§ Description of the task
Could you copy every record below exactly as it is written?

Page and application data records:
::::
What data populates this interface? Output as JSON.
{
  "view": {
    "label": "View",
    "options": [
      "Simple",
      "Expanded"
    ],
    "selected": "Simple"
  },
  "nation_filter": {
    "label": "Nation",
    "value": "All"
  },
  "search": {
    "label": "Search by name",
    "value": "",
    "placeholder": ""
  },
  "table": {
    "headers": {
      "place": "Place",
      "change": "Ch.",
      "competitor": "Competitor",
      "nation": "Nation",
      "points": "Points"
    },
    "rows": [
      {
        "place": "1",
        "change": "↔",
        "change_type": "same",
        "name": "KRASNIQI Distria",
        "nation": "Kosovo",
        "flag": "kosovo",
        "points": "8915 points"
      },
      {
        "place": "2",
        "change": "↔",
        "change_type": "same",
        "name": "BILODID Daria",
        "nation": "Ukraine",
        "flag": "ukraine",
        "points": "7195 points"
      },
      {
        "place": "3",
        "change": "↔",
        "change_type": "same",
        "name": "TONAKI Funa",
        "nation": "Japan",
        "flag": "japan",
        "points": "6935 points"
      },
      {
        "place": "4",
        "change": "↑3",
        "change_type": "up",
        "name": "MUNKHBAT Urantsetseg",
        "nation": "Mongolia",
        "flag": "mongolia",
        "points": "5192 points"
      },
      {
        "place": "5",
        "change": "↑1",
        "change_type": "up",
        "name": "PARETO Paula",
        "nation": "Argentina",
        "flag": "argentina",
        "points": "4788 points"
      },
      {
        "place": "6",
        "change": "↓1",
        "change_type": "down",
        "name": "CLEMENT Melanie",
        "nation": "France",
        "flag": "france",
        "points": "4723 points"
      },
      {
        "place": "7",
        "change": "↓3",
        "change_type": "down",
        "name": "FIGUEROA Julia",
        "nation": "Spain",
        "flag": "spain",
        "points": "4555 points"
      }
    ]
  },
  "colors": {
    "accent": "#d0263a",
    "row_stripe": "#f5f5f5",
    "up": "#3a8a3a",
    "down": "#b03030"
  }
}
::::
§ Result
What data populates this interface? Output as JSON.
{
  "view": {
    "label": "View",
    "options": [
      "Simple",
      "Expanded"
    ],
    "selected": "Simple"
  },
  "nation_filter": {
    "label": "Nation",
    "value": "All"
  },
  "search": {
    "label": "Search by name",
    "value": "",
    "placeholder": ""
  },
  "table": {
    "headers": {
      "place": "Place",
      "change": "Ch.",
      "competitor": "Competitor",
      "nation": "Nation",
      "points": "Points"
    },
    "rows": [
      {
        "place": "1",
        "change": "↔",
        "change_type": "same",
        "name": "KRASNIQI Distria",
        "nation": "Kosovo",
        "flag": "kosovo",
        "points": "8915 points"
      },
      {
        "place": "2",
        "change": "↔",
        "change_type": "same",
        "name": "BILODID Daria",
        "nation": "Ukraine",
        "flag": "ukraine",
        "points": "7195 points"
      },
      {
        "place": "3",
        "change": "↔",
        "change_type": "same",
        "name": "TONAKI Funa",
        "nation": "Japan",
        "flag": "japan",
        "points": "6935 points"
      },
      {
        "place": "4",
        "change": "↑3",
        "change_type": "up",
        "name": "MUNKHBAT Urantsetseg",
        "nation": "Mongolia",
        "flag": "mongolia",
        "points": "5192 points"
      },
      {
        "place": "5",
        "change": "↑1",
        "change_type": "up",
        "name": "PARETO Paula",
        "nation": "Argentina",
        "flag": "argentina",
        "points": "4788 points"
      },
      {
        "place": "6",
        "change": "↓1",
        "change_type": "down",
        "name": "CLEMENT Melanie",
        "nation": "France",
        "flag": "france",
        "points": "4723 points"
      },
      {
        "place": "7",
        "change": "↓3",
        "change_type": "down",
        "name": "FIGUEROA Julia",
        "nation": "Spain",
        "flag": "spain",
        "points": "4555 points"
      }
    ]
  },
  "colors": {
    "accent": "#d0263a",
    "row_stripe": "#f5f5f5",
    "up": "#3a8a3a",
    "down": "#b03030"
  }
}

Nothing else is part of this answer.